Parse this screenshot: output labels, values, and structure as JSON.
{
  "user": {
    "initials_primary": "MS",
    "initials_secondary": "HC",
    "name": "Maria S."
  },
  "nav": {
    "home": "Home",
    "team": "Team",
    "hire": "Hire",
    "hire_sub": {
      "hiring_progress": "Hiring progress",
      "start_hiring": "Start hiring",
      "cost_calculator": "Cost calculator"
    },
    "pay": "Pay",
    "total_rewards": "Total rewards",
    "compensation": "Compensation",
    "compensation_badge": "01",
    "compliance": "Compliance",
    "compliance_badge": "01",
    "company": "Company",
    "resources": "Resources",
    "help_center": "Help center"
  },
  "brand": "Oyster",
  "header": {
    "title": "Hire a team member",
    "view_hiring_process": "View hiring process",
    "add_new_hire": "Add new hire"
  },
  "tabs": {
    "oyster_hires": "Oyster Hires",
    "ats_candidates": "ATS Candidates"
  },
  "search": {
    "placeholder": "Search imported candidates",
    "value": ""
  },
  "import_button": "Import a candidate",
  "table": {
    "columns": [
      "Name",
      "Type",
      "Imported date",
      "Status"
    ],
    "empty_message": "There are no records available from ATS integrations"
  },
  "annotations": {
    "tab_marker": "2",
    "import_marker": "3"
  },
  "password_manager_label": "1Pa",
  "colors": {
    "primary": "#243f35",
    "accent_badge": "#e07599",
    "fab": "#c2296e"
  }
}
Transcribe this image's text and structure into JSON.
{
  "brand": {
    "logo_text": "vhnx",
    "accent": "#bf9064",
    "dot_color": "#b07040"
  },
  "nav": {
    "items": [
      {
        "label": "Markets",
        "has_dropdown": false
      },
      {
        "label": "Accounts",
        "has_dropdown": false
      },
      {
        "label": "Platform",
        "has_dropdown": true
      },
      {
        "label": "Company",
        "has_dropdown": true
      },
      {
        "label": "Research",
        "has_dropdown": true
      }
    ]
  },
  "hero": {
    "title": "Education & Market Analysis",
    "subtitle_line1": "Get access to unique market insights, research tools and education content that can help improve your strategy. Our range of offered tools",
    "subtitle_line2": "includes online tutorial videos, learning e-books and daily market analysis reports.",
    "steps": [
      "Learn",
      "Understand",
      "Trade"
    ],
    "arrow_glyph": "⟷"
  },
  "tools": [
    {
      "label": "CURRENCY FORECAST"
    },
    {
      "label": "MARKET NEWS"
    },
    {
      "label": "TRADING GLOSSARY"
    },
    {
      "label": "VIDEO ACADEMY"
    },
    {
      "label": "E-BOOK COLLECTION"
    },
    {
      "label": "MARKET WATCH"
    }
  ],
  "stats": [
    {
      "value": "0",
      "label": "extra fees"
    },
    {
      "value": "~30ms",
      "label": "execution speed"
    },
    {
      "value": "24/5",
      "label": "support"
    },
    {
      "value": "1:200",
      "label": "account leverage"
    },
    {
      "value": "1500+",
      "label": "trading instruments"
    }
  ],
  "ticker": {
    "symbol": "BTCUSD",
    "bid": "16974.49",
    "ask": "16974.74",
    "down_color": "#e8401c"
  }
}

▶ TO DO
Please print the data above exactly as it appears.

▶ WRITTEN REPLY
Parse this screenshot: output labels, values, and structure as JSON.
{
  "user": {
    "initials_primary": "MS",
    "initials_secondary": "HC",
    "name": "Maria S."
  },
  "nav": {
    "home": "Home",
    "team": "Team",
    "hire": "Hire",
    "hire_sub": {
      "hiring_progress": "Hiring progress",
      "start_hiring": "Start hiring",
      "cost_calculator": "Cost calculator"
    },
    "pay": "Pay",
    "total_rewards": "Total rewards",
    "compensation": "Compensation",
    "compensation_badge": "01",
    "compliance": "Compliance",
    "compliance_badge": "01",
    "company": "Company",
    "resources": "Resources",
    "help_center": "Help center"
  },
  "brand": "Oyster",
  "header": {
    "title": "Hire a team member",
    "view_hiring_process": "View hiring process",
    "add_new_hire": "Add new hire"
  },
  "tabs": {
    "oyster_hires": "Oyster Hires",
    "ats_candidates": "ATS Candidates"
  },
  "search": {
    "placeholder": "Search imported candidates",
    "value": ""
  },
  "import_button": "Import a candidate",
  "table": {
    "columns": [
      "Name",
      "Type",
      "Imported date",
      "Status"
    ],
    "empty_message": "There are no records available from ATS integrations"
  },
  "annotations": {
    "tab_marker": "2",
    "import_marker": "3"
  },
  "password_manager_label": "1Pa",
  "colors": {
    "primary": "#243f35",
    "accent_badge": "#e07599",
    "fab": "#c2296e"
  }
}
Transcribe this image's text and structure into JSON.
{
  "brand": {
    "logo_text": "vhnx",
    "accent": "#bf9064",
    "dot_color": "#b07040"
  },
  "nav": {
    "items": [
      {
        "label": "Markets",
        "has_dropdown": false
      },
      {
        "label": "Accounts",
        "has_dropdown": false
      },
      {
        "label": "Platform",
        "has_dropdown": true
      },
      {
        "label": "Company",
        "has_dropdown": true
      },
      {
        "label": "Research",
        "has_dropdown": true
      }
    ]
  },
  "hero": {
    "title": "Education & Market Analysis",
    "subtitle_line1": "Get access to unique market insights, research tools and education content that can help improve your strategy. Our range of offered tools",
    "subtitle_line2": "includes online tutorial videos, learning e-books and daily market analysis reports.",
    "steps": [
      "Learn",
      "Understand",
      "Trade"
    ],
    "arrow_glyph": "⟷"
  },
  "tools": [
    {
      "label": "CURRENCY FORECAST"
    },
    {
      "label": "MARKET NEWS"
    },
    {
      "label": "TRADING GLOSSARY"
    },
    {
      "label": "VIDEO ACADEMY"
    },
    {
      "label": "E-BOOK COLLECTION"
    },
    {
      "label": "MARKET WATCH"
    }
  ],
  "stats": [
    {
      "value": "0",
      "label": "extra fees"
    },
    {
      "value": "~30ms",
      "label": "execution speed"
    },
    {
      "value": "24/5",
      "label": "support"
    },
    {
      "value": "1:200",
      "label": "account leverage"
    },
    {
      "value": "1500+",
      "label": "trading instruments"
    }
  ],
  "ticker": {
    "symbol": "BTCUSD",
    "bid": "16974.49",
    "ask": "16974.74",
    "down_color": "#e8401c"
  }
}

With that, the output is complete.